Playing in the Premieres section of the 2019 Sundance Film Festival. Running time: 103 minutes. Next screenings: Wednesday, Jan. 30, 8:30 p.m., The MARC Theatre, Park City.
One might read the premise of “Fighting With My Family” and dismiss it as a warm, fuzzy family story wrapped up in the artificiality of professional wrestling and the spectacle of the WWE.
OK, it’s all that, but it’s also a lot more. Writer-director Stephen Merchant, the co-creator of “The Office,” has crafted a smart, funny, sharp and emotionally charged story about family ties, the business of sports entertainment, and an underdog tale of pushing through self-doubt. It’s a winner, in more ways than one.
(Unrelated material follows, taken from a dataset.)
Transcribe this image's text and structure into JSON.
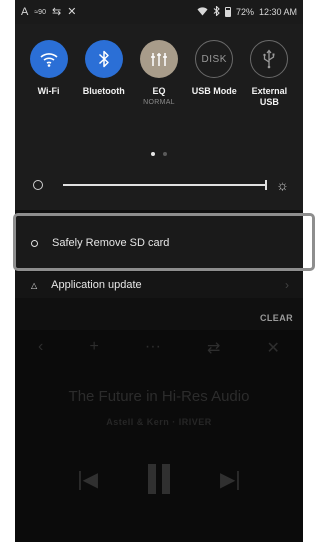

The family in question is the Bevis family of Norwich, England, which runs a scruffy pro wrestling franchise that sets up in bars and other dives across England. Everyone wrestles in this family: Dad (Nick Frost), Mum (Lena Headey), big brother Zak (Jack Lowden) and little sister Saraya-Jade (Florence Pugh) — whose wrestling name is Britani Knight. When the family sends an audition tape to the WWE, they get a call from talent scout and coach Hutch Morgan (Vince Vaughn), who invites Zak and Saraya-Jade to try out when the WWE is in London.
Morgan tells the auditioning wrestlers that the WWE isn’t just looking for athleticism, but for that “spark.” Pro wrestling is “soap opera in spandex,” and the ability to please a crowd is as important as the strength to throw another wrestler to the ground. (Talking about the importance of pleasing the crowd in a crowd-pleaser movie is meta-storytelling at its finest.)
Saraya-Jade, who takes the name Paige (from Rose McGowan’s character in “Charmed”) because WWE already has a Britani, turns out to have that “spark,” in Morgan’s view. She’s the only one Morgan picks to go to Florida to train in WWE’s NXT development program — which is a blow to Zak’s ego, and his lifelong dream of joining the WWE.
The rest of the movie follows Saraya-Jade’s, er, Paige’s struggle to make it through the NXT, discover her identity as a wrestler, and follow the advice of Dwayne “The Rock” Johnson (who appears as himself because who else could play him) to be authentic: “Don’t be the next me, be the first you.” Pugh, who burst on the scene in the intense “Lady Macbeth,” proves herself a star here, handling the comic and serious moments beautifully.
Merchant paces “Fighting With My Family” incredibly well, shifting deftly from dreary Norwich to sunny Florida, and finding the humor and heart of the Bevis family’s unique form of tough love.